Source data:

□ □ □ □

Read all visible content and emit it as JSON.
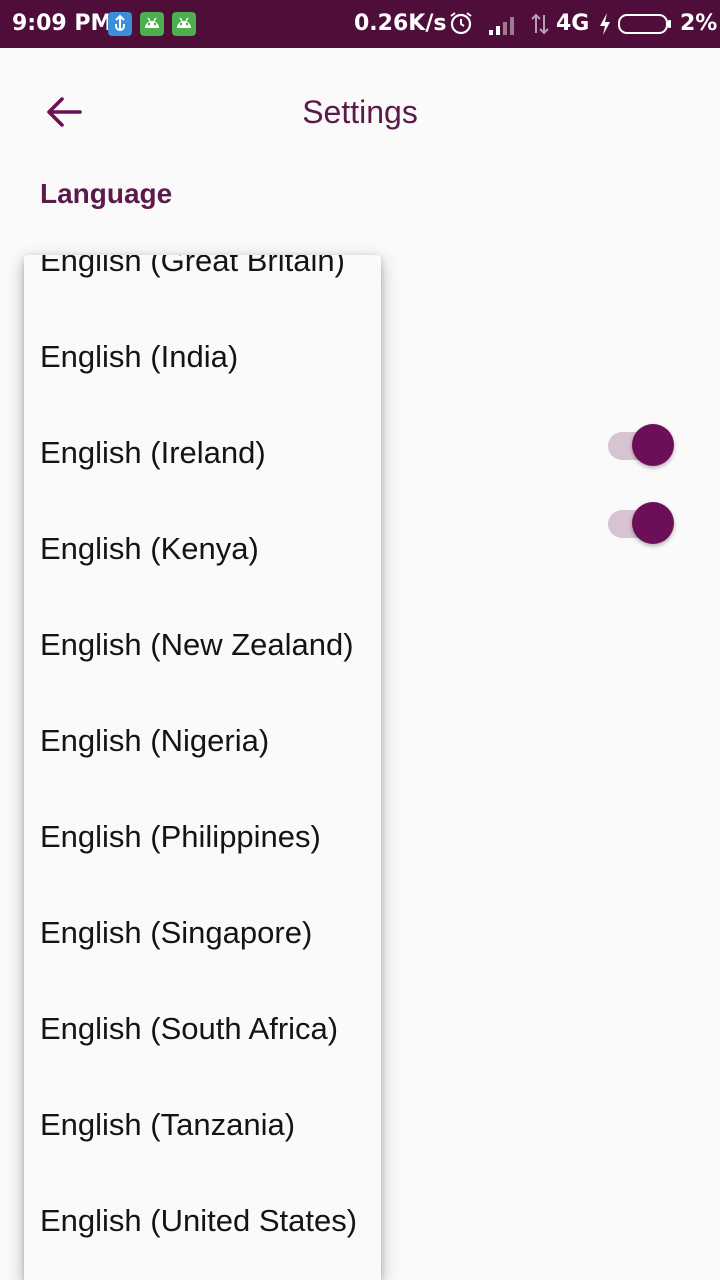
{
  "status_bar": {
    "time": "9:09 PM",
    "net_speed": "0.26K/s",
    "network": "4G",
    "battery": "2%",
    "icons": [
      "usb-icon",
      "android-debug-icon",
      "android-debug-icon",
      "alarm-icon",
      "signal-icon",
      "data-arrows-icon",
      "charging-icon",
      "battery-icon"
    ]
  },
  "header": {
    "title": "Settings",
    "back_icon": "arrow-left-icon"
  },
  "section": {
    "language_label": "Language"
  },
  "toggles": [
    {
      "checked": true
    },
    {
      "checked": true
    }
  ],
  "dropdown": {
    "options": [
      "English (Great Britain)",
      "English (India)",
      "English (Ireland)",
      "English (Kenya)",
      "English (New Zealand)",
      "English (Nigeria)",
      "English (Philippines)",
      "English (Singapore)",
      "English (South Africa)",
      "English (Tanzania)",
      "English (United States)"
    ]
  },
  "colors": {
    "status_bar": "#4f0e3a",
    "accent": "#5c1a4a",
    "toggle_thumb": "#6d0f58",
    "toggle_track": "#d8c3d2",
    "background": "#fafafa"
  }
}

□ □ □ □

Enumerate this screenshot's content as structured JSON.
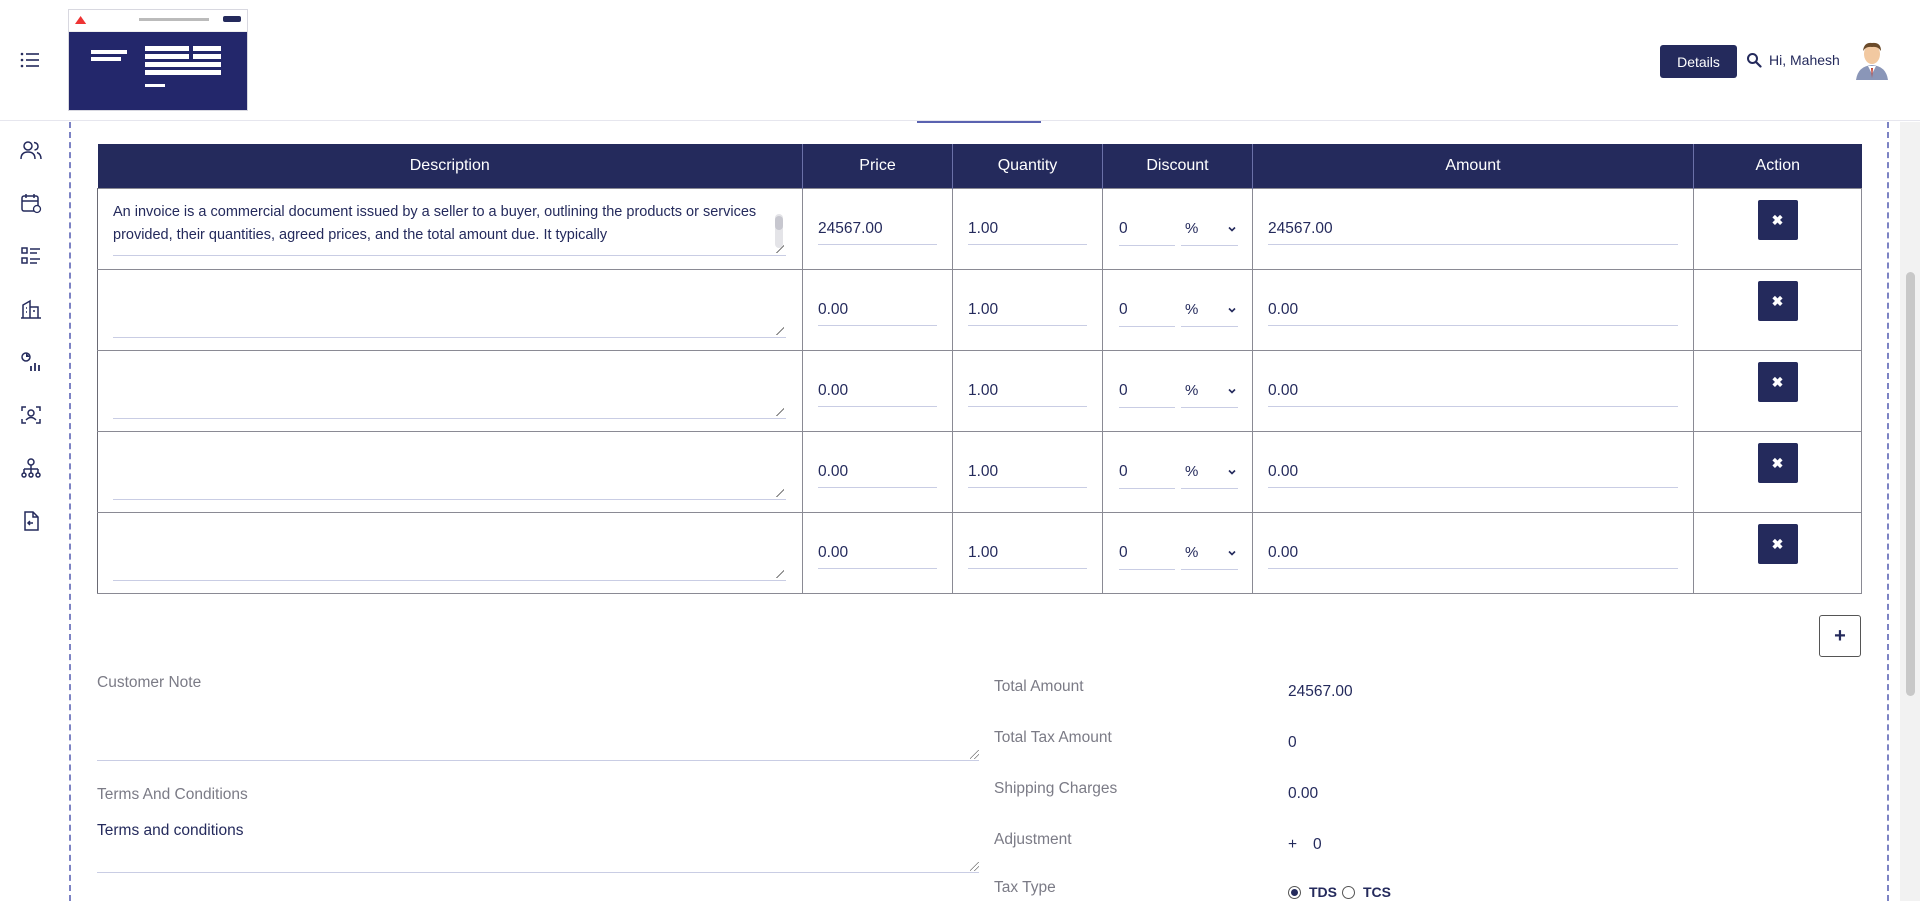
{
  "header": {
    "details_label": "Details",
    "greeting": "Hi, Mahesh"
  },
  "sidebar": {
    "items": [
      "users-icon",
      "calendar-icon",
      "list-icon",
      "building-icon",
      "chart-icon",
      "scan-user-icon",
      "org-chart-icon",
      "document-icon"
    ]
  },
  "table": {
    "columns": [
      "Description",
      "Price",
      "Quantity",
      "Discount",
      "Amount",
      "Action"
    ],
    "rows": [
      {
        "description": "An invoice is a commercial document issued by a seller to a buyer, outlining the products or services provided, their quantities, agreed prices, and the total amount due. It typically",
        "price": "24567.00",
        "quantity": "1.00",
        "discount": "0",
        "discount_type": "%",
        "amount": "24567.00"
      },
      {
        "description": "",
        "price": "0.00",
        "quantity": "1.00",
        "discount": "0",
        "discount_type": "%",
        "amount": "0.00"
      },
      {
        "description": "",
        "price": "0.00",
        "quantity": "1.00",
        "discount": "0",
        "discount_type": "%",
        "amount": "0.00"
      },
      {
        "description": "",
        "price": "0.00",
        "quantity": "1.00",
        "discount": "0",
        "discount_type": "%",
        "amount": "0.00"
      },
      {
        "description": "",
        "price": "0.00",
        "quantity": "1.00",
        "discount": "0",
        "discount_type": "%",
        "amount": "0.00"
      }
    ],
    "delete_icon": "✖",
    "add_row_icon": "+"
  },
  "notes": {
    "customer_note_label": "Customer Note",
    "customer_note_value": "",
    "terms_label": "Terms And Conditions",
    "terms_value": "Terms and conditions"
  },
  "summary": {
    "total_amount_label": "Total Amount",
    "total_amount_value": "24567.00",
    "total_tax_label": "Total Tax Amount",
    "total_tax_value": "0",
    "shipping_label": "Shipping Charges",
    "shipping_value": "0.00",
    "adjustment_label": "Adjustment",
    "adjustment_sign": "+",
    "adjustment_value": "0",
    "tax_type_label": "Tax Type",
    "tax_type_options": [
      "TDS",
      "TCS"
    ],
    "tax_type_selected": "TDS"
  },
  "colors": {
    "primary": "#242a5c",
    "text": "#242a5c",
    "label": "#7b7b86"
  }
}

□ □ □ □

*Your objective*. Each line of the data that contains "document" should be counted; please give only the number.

*Reply to the task*. 2